- Changing the way individuals talk to themselves can lead to improved mental health and emotional well-being, as they develop healthier thought habits.


Empathy and Reflective Listening:

- Therapists use language to convey empathy and understanding, which is essential for building a strong therapeutic alliance. Reflective listening involves mirroring clients' emotions and thoughts, validating their experiences, and using language to demonstrate active engagement.

- This empathetic use of language fosters trust and a sense of being heard and understood, which is crucial for therapeutic progress.


Metaphor and Symbolism:

- Therapists often employ metaphors and symbolic language to help clients explore complex emotional issues. Metaphors can provide a bridge between abstract thoughts and concrete imagery, making it easier for clients to express and understand their experiences.

- Metaphorical language can also offer new perspectives and insights, facilitating personal growth and self-discovery.


Empowerment Through Language:

- Therapy and counseling aim to empower individuals to make positive changes in their lives. Language plays a key role in helping clients articulate their goals, values, and aspirations.

- Through language, clients can clarify their intentions, set realistic objectives, and develop action plans to achieve their desired outcomes.


Language in therapy and counseling is a powerful tool for healing, growth, and transformation. It enables clients to explore their inner worlds, reframe their narratives, and develop healthier thought patterns. Therapists, through their skillful use of language, guide clients on a journey of self-discovery, providing support and guidance along the way. The words spoken in the therapeutic setting have the potential to bring about profound positive change in individuals' lives.


The power of language is often overlooked, but it impacts the way we treat others and ourselves. Learning to use compassionate language in therapy can help heal us and our wounds. With MindPeers you get more than 100 therapists to choose from at affordable prices, because we believe everyone deserves access to good, pocket-friendly mental healthcare.
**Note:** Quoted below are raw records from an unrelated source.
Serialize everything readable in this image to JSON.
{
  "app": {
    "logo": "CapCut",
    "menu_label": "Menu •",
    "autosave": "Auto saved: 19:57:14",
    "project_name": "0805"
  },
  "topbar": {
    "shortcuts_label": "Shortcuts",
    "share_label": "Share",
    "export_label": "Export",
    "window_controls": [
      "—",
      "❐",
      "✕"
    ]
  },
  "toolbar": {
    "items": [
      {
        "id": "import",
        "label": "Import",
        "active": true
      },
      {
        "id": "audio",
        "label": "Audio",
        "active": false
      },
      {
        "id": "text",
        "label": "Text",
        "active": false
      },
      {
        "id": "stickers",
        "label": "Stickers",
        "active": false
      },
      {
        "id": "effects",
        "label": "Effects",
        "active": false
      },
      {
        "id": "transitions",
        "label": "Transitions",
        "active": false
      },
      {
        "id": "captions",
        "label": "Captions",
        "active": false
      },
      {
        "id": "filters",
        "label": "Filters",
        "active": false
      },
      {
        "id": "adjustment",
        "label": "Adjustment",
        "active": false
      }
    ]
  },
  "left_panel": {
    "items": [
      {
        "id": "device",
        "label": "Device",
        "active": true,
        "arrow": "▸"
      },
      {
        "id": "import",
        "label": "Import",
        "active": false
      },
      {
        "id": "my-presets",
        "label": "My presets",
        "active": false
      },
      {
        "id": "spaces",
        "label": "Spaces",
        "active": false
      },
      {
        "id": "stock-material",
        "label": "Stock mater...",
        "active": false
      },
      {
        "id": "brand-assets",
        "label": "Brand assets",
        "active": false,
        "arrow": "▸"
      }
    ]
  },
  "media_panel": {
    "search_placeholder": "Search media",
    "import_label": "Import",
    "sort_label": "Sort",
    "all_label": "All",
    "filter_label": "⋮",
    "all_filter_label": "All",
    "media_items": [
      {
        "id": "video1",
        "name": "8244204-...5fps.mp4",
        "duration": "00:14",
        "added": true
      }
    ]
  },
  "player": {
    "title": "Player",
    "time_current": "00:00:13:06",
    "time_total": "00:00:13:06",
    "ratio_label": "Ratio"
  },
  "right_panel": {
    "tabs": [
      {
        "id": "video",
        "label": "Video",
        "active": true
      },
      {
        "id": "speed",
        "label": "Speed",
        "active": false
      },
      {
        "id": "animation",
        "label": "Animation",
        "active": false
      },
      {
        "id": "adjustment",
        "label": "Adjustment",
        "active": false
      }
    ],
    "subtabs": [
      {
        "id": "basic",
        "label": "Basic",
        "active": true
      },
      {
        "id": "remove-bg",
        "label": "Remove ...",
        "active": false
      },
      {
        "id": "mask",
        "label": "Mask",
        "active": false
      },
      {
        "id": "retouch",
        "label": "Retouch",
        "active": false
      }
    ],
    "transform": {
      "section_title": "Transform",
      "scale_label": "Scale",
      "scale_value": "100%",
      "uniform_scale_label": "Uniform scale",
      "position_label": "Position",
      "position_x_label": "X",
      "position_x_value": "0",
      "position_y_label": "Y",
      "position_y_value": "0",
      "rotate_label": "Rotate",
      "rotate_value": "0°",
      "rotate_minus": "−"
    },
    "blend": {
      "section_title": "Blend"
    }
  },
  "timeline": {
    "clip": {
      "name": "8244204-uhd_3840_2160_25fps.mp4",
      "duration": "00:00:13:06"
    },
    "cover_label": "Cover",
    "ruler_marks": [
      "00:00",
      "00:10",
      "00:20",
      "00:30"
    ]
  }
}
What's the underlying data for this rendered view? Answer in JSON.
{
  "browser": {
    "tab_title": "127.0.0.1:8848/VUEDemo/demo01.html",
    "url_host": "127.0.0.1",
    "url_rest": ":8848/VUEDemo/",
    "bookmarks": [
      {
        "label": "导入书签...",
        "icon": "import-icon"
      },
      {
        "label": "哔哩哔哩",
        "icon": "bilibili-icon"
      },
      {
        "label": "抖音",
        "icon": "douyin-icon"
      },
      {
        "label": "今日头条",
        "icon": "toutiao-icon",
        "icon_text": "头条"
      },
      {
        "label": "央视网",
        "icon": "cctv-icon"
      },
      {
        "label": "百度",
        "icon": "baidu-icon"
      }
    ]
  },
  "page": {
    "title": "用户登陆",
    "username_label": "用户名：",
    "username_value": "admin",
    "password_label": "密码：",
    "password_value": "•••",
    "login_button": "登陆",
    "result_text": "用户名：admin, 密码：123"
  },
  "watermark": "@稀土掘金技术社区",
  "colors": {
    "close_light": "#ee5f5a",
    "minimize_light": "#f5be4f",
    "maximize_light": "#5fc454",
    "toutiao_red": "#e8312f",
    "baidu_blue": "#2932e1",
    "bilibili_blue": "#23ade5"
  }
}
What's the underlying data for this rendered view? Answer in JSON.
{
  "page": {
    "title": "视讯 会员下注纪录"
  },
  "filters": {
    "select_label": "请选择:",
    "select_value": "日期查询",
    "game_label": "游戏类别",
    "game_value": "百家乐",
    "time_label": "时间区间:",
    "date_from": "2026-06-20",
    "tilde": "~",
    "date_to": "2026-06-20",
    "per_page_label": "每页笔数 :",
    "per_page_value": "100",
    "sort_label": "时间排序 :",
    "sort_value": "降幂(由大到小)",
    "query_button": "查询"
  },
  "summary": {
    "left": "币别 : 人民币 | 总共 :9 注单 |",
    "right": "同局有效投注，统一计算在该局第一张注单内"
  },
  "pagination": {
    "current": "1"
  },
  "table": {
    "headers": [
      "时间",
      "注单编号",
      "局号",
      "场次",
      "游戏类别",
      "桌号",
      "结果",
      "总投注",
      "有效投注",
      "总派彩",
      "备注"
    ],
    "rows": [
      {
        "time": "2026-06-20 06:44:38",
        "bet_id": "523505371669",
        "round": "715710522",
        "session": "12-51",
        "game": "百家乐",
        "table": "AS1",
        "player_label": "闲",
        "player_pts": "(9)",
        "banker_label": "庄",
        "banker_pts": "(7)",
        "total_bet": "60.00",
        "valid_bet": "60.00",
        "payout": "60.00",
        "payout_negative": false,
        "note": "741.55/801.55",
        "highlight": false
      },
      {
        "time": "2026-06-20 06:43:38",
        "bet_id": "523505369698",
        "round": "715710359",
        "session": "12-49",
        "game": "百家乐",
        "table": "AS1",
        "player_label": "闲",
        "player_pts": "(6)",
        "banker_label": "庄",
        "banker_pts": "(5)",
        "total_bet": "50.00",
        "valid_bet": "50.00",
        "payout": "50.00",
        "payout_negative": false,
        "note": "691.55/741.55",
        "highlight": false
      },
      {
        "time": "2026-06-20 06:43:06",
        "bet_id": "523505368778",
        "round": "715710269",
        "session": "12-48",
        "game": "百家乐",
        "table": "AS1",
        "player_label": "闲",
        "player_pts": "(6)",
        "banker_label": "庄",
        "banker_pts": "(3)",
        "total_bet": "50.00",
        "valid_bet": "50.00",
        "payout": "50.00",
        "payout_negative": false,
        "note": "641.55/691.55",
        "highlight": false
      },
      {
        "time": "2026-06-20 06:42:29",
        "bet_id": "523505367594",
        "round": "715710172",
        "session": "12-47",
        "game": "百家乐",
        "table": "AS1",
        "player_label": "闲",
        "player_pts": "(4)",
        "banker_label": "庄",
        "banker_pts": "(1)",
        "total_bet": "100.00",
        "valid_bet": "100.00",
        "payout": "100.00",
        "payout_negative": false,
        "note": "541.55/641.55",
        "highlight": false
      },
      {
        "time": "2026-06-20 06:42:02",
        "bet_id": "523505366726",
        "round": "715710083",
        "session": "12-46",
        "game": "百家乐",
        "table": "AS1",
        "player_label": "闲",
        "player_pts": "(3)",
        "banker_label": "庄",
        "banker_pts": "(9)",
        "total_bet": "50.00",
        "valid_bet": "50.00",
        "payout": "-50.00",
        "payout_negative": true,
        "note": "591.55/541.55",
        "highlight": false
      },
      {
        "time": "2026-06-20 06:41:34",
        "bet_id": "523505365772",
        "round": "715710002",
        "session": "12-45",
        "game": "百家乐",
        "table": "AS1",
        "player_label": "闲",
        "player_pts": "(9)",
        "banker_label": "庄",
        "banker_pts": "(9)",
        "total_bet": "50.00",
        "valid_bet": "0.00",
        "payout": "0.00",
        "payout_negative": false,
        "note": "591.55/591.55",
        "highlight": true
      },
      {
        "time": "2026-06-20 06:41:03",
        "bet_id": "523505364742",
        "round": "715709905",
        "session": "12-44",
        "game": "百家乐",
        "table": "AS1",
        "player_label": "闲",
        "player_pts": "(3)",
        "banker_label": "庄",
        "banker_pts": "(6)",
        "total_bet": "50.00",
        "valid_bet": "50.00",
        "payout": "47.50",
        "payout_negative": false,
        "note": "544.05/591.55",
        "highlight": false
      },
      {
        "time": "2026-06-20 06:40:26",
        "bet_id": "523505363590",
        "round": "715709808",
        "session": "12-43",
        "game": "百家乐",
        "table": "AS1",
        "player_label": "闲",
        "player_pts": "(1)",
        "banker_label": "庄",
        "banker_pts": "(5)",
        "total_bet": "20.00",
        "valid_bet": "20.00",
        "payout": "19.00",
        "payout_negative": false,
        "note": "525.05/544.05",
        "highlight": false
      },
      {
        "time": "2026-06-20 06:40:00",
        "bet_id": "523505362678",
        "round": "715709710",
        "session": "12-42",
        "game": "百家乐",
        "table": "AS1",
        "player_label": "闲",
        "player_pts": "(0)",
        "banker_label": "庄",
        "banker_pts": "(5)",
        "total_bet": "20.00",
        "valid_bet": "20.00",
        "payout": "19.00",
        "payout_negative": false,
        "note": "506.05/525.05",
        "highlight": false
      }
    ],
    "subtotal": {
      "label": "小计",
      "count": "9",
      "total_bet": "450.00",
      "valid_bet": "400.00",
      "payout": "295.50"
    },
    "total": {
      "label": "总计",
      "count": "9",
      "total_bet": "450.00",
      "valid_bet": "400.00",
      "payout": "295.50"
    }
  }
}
Download the MindPeers app now, and use code FIRST for an additional 50% off your first session with us!